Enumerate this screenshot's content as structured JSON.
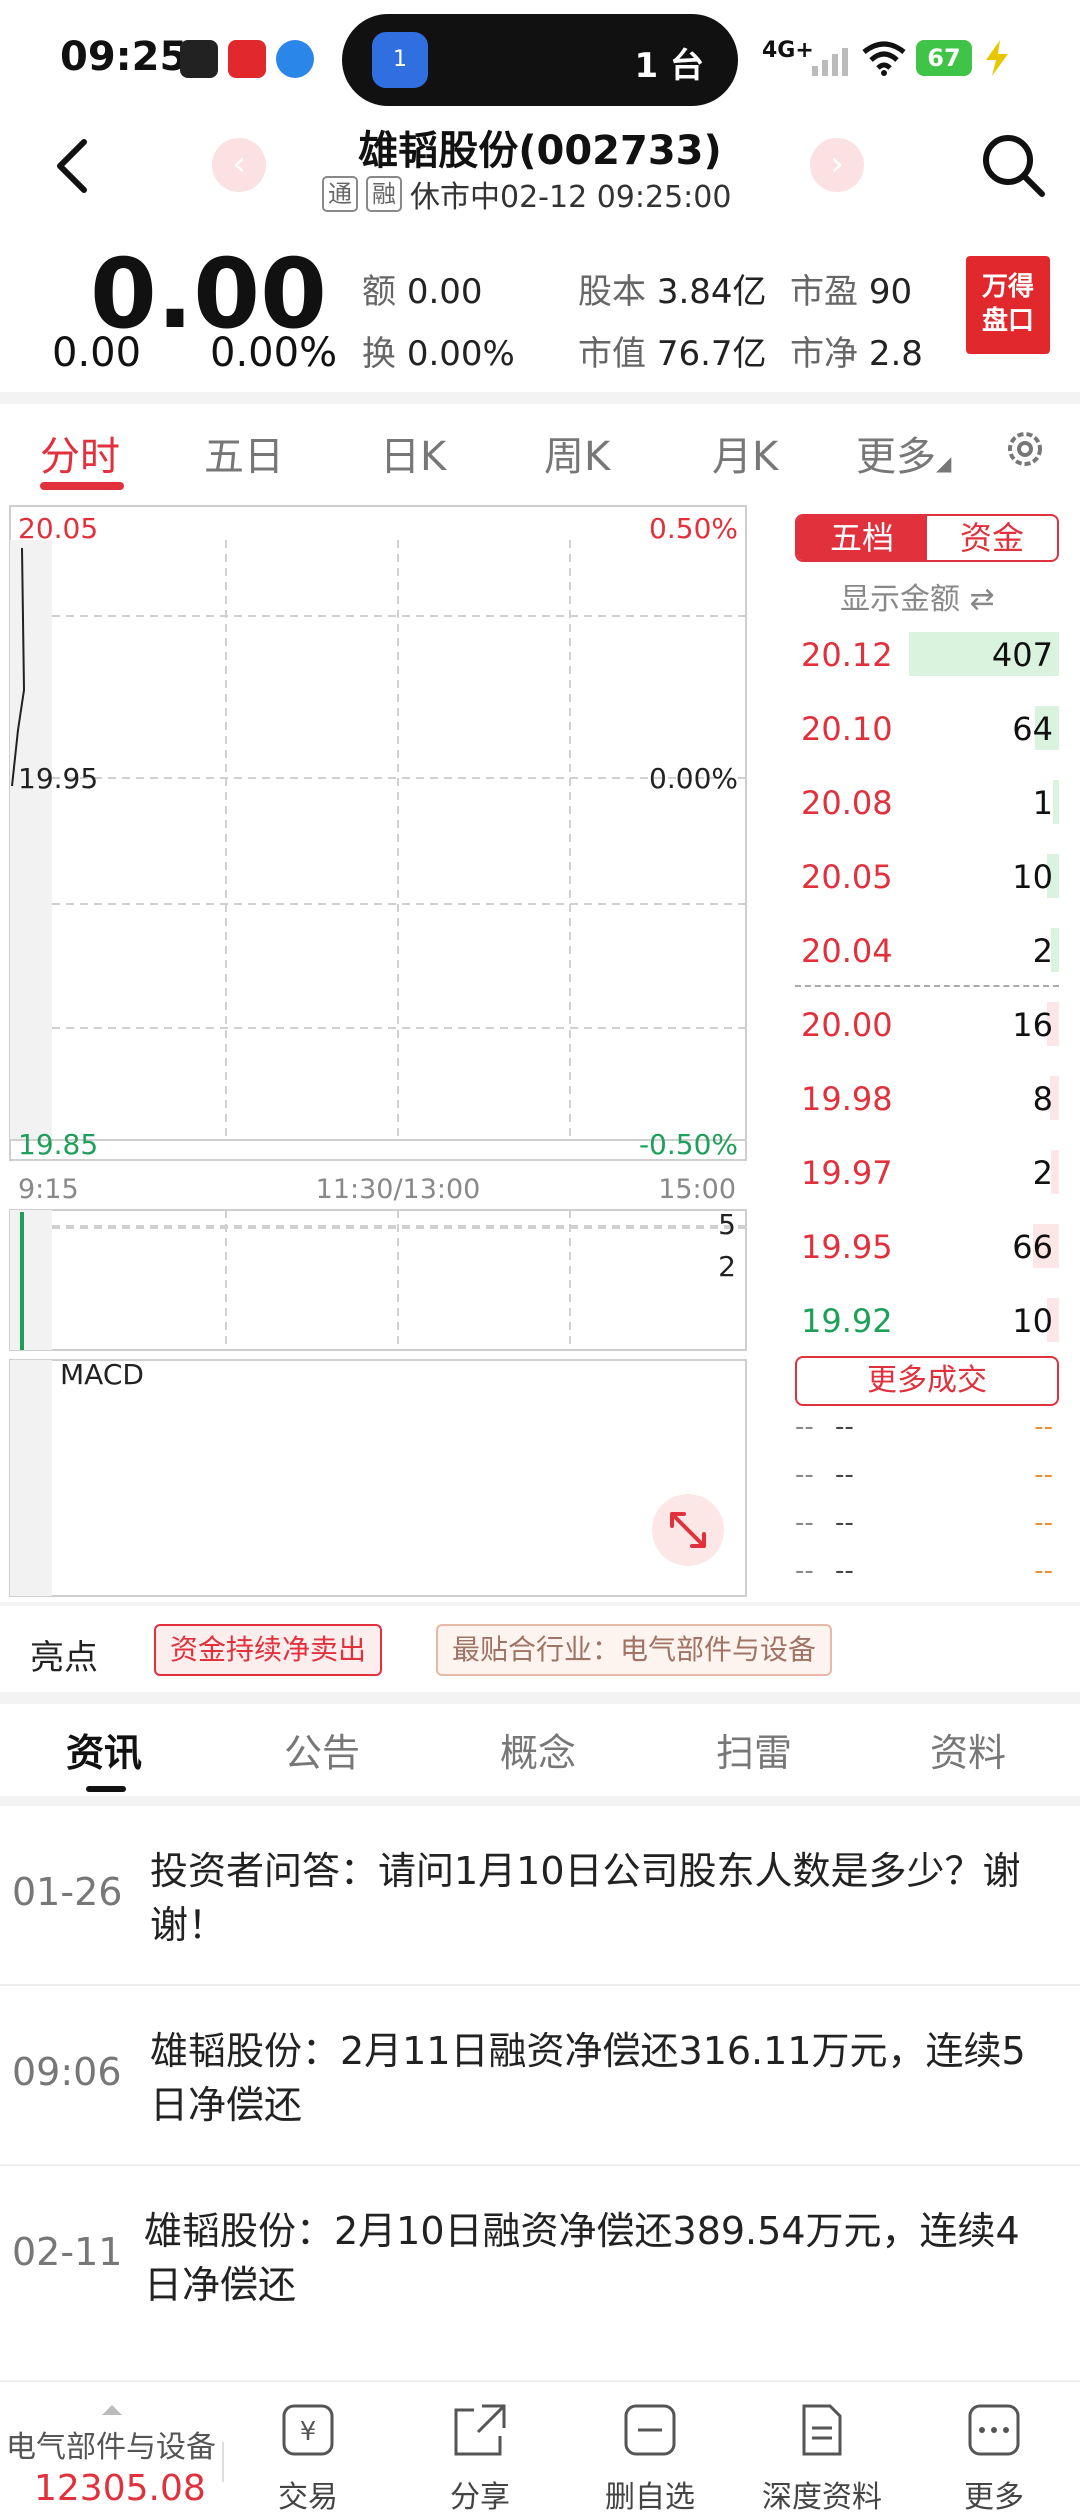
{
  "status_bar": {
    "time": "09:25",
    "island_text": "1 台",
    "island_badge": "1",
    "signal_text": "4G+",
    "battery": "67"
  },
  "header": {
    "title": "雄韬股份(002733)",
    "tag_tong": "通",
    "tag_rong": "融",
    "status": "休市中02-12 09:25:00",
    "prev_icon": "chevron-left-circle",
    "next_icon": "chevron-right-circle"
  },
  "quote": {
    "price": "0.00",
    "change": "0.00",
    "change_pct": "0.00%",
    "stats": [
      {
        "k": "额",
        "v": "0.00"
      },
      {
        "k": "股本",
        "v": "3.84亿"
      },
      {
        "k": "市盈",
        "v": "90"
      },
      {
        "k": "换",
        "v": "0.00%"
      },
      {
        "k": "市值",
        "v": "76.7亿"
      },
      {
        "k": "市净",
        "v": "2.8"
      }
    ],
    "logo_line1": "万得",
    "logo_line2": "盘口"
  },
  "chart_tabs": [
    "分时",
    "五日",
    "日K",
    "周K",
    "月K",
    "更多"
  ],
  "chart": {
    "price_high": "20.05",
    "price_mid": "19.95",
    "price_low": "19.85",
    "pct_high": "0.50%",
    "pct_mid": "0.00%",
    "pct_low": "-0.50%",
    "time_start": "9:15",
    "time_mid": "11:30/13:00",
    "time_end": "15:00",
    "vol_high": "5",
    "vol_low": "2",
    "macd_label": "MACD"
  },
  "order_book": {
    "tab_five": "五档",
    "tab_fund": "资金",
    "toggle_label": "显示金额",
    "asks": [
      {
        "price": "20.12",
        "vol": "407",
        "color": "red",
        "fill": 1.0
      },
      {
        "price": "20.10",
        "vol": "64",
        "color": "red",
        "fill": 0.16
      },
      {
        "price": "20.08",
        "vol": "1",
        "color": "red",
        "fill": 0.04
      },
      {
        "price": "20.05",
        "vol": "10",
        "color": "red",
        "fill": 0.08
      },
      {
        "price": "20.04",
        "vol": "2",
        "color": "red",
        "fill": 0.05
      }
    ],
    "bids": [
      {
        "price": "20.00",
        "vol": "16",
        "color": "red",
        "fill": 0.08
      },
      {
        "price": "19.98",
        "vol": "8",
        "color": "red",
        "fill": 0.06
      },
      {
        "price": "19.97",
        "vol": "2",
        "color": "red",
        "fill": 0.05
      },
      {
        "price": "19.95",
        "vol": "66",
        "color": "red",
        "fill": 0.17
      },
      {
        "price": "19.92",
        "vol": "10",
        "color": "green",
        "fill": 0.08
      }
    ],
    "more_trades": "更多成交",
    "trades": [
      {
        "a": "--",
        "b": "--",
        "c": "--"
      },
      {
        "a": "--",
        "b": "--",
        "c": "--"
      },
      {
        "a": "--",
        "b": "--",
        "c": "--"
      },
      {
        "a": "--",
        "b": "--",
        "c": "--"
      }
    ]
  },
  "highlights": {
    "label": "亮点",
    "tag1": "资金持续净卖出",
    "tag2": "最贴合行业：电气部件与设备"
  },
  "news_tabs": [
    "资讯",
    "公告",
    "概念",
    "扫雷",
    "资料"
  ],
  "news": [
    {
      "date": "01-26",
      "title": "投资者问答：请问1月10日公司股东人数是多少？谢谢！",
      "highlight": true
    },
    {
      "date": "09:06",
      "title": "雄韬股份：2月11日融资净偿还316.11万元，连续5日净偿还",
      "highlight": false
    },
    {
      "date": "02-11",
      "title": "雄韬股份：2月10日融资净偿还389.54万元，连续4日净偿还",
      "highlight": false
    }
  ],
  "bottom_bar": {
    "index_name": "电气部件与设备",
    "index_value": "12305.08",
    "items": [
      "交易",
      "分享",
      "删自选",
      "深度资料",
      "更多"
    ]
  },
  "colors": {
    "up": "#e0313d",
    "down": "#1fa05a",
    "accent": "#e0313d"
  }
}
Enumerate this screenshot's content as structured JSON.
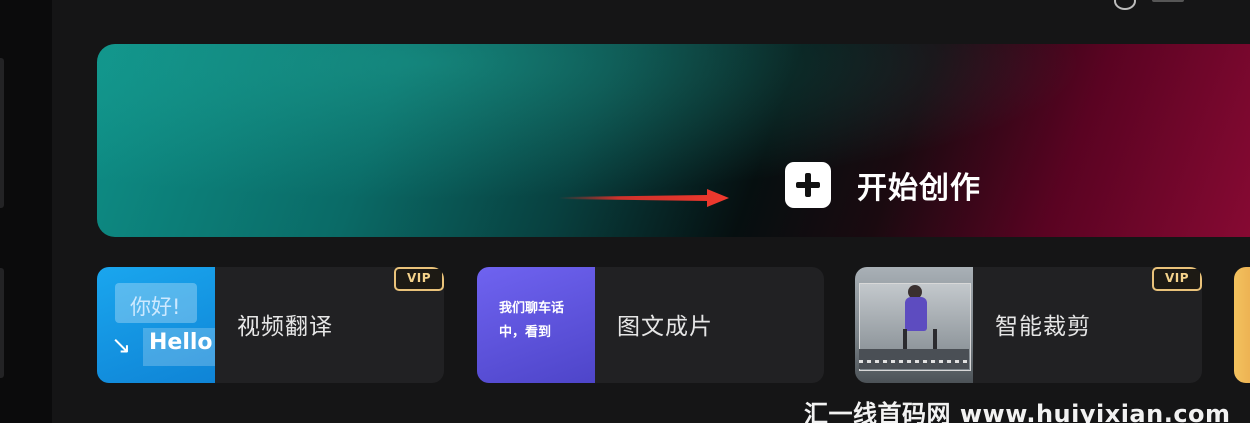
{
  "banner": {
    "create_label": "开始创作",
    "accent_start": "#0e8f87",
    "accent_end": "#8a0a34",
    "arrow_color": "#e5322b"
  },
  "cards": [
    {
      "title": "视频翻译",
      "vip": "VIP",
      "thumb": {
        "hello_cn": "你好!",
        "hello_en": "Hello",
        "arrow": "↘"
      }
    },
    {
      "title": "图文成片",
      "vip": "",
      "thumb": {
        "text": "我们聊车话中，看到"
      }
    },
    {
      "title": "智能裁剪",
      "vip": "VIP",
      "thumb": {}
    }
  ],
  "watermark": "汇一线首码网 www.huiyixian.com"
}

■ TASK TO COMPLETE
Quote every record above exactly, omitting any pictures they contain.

■ TASK RESULT
Enumerate this screenshot's content as structured JSON.
{
  "status_bar": {
    "time": "09:25",
    "island_text": "1 台",
    "island_badge": "1",
    "signal_text": "4G+",
    "battery": "67"
  },
  "header": {
    "title": "雄韬股份(002733)",
    "tag_tong": "通",
    "tag_rong": "融",
    "status": "休市中02-12 09:25:00",
    "prev_icon": "chevron-left-circle",
    "next_icon": "chevron-right-circle"
  },
  "quote": {
    "price": "0.00",
    "change": "0.00",
    "change_pct": "0.00%",
    "stats": [
      {
        "k": "额",
        "v": "0.00"
      },
      {
        "k": "股本",
        "v": "3.84亿"
      },
      {
        "k": "市盈",
        "v": "90"
      },
      {
        "k": "换",
        "v": "0.00%"
      },
      {
        "k": "市值",
        "v": "76.7亿"
      },
      {
        "k": "市净",
        "v": "2.8"
      }
    ],
    "logo_line1": "万得",
    "logo_line2": "盘口"
  },
  "chart_tabs": [
    "分时",
    "五日",
    "日K",
    "周K",
    "月K",
    "更多"
  ],
  "chart": {
    "price_high": "20.05",
    "price_mid": "19.95",
    "price_low": "19.85",
    "pct_high": "0.50%",
    "pct_mid": "0.00%",
    "pct_low": "-0.50%",
    "time_start": "9:15",
    "time_mid": "11:30/13:00",
    "time_end": "15:00",
    "vol_high": "5",
    "vol_low": "2",
    "macd_label": "MACD"
  },
  "order_book": {
    "tab_five": "五档",
    "tab_fund": "资金",
    "toggle_label": "显示金额",
    "asks": [
      {
        "price": "20.12",
        "vol": "407",
        "color": "red",
        "fill": 1.0
      },
      {
        "price": "20.10",
        "vol": "64",
        "color": "red",
        "fill": 0.16
      },
      {
        "price": "20.08",
        "vol": "1",
        "color": "red",
        "fill": 0.04
      },
      {
        "price": "20.05",
        "vol": "10",
        "color": "red",
        "fill": 0.08
      },
      {
        "price": "20.04",
        "vol": "2",
        "color": "red",
        "fill": 0.05
      }
    ],
    "bids": [
      {
        "price": "20.00",
        "vol": "16",
        "color": "red",
        "fill": 0.08
      },
      {
        "price": "19.98",
        "vol": "8",
        "color": "red",
        "fill": 0.06
      },
      {
        "price": "19.97",
        "vol": "2",
        "color": "red",
        "fill": 0.05
      },
      {
        "price": "19.95",
        "vol": "66",
        "color": "red",
        "fill": 0.17
      },
      {
        "price": "19.92",
        "vol": "10",
        "color": "green",
        "fill": 0.08
      }
    ],
    "more_trades": "更多成交",
    "trades": [
      {
        "a": "--",
        "b": "--",
        "c": "--"
      },
      {
        "a": "--",
        "b": "--",
        "c": "--"
      },
      {
        "a": "--",
        "b": "--",
        "c": "--"
      },
      {
        "a": "--",
        "b": "--",
        "c": "--"
      }
    ]
  },
  "highlights": {
    "label": "亮点",
    "tag1": "资金持续净卖出",
    "tag2": "最贴合行业：电气部件与设备"
  },
  "news_tabs": [
    "资讯",
    "公告",
    "概念",
    "扫雷",
    "资料"
  ],
  "news": [
    {
      "date": "01-26",
      "title": "投资者问答：请问1月10日公司股东人数是多少？谢谢！",
      "highlight": true
    },
    {
      "date": "09:06",
      "title": "雄韬股份：2月11日融资净偿还316.11万元，连续5日净偿还",
      "highlight": false
    },
    {
      "date": "02-11",
      "title": "雄韬股份：2月10日融资净偿还389.54万元，连续4日净偿还",
      "highlight": false
    }
  ],
  "bottom_bar": {
    "index_name": "电气部件与设备",
    "index_value": "12305.08",
    "items": [
      "交易",
      "分享",
      "删自选",
      "深度资料",
      "更多"
    ]
  },
  "colors": {
    "up": "#e0313d",
    "down": "#1fa05a",
    "accent": "#e0313d"
  }
}
Enumerate this screenshot's content as structured JSON.
{
  "banner": {
    "create_label": "开始创作",
    "accent_start": "#0e8f87",
    "accent_end": "#8a0a34",
    "arrow_color": "#e5322b"
  },
  "cards": [
    {
      "title": "视频翻译",
      "vip": "VIP",
      "thumb": {
        "hello_cn": "你好!",
        "hello_en": "Hello",
        "arrow": "↘"
      }
    },
    {
      "title": "图文成片",
      "vip": "",
      "thumb": {
        "text": "我们聊车话中，看到"
      }
    },
    {
      "title": "智能裁剪",
      "vip": "VIP",
      "thumb": {}
    }
  ],
  "watermark": "汇一线首码网 www.huiyixian.com"
}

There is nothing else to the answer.